Without immediate action, the cost of addressing the growing crisis of dilapidated school buildings in Baltimore City would continue to increase. This legislation begins a comprehensive revitalization program, which includes rebuilding or renovating approximately 40 schools as part of Phase I. The Maryland Stadium Authority will borrow $1 billion up-front to finance the historic investment in school buildings today and pay for the improvements over time. This is similar to what other jurisdictions around the country have done to address their own school facility crises successfully.
The evolution of the legislation:
Originally, the bill asked for the Capital Investment Program (CIP) funds that are administered through the Public School Construction Program to be given to the city in a predictable "block grant" that would allow these funds to be leveraged. This idea was thoroughly vetted in a summer study led by the Interagency Committee on School Construction. Ultimately the legislation was revised to use cash contributions from the city, state, and school system to finance the first phase of construction instead of the bond funds from the CIP. The details of the bill are summarized below:
Establishes a partnership between the State, Baltimore City, and Baltimore City Public Schools:
- The State has agreed to invest $20 million per year in cash from lottery proceeds to help fund Phase I of the project;
- Baltimore City will contribute $20 million per year in funding from sources including the Beverage Container Tax, part of the ground rent of the Baltimore casino, a portion of the proceeds from table games, and additional state aid that is generated due to an agreement on school system retiree health benefits payments;
- Baltimore City Schools will contribute $20 million per year towards the projects which will be funded from the savings from new and modern buildings, school closures, and projected increases in State and City aid to education.
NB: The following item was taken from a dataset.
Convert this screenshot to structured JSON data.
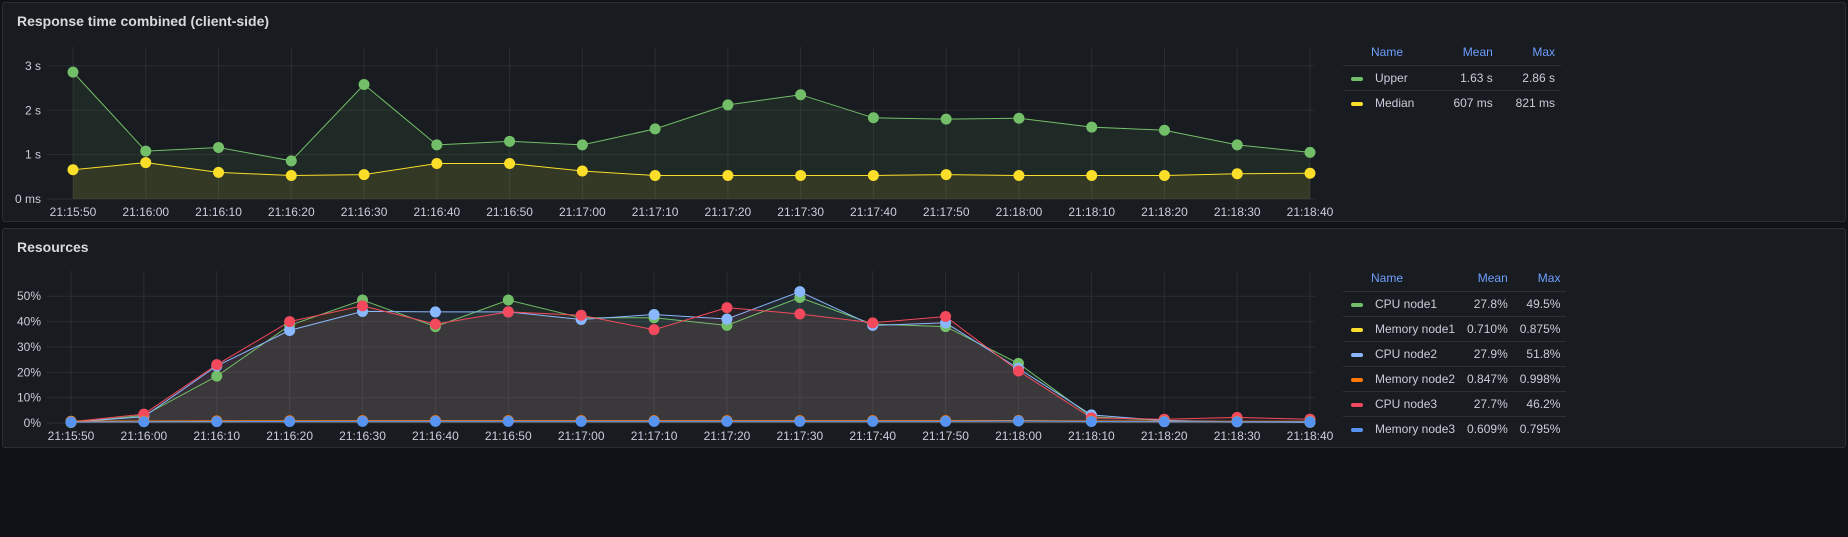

Establishes the Maryland Stadium Authority as the Administrator to oversee the financing and construction of Baltimore City Public School Buildings:
- replaces the originally proposed Baltimore City School Construction Authority as the coordinator for the construction program;
- is empowered to act on behalf of Baltimore City Public Schools to acquire, construct, or improve public school facilities;
- will issue debt and manage the finances for Phase I of the school construction plan;
- will build approximately 15 new schools and BCPS will oversee the major renovation projects for a total of 50+ new and renovated schools in Baltimore over the next 6 years!
Establishes a process for accountability and reporting:
- Ensures all school buildings will continue to be reviewed and approved through the current state process with the Interagency Committee on School Construction (IAC) to safeguard quality;
- Requires the Maryland Stadium Authority to seek Board of Public Works approval before issuing bonds and to report on the progress of the program to the Maryland General Assembly each year;
- Prescribes a four-party Memorandum of Understanding, that will detail the roles and responsibilities of Baltimore City, City Schools, the IAC, and the Maryland Stadium Authority to be completed no later than October 1st, 2013.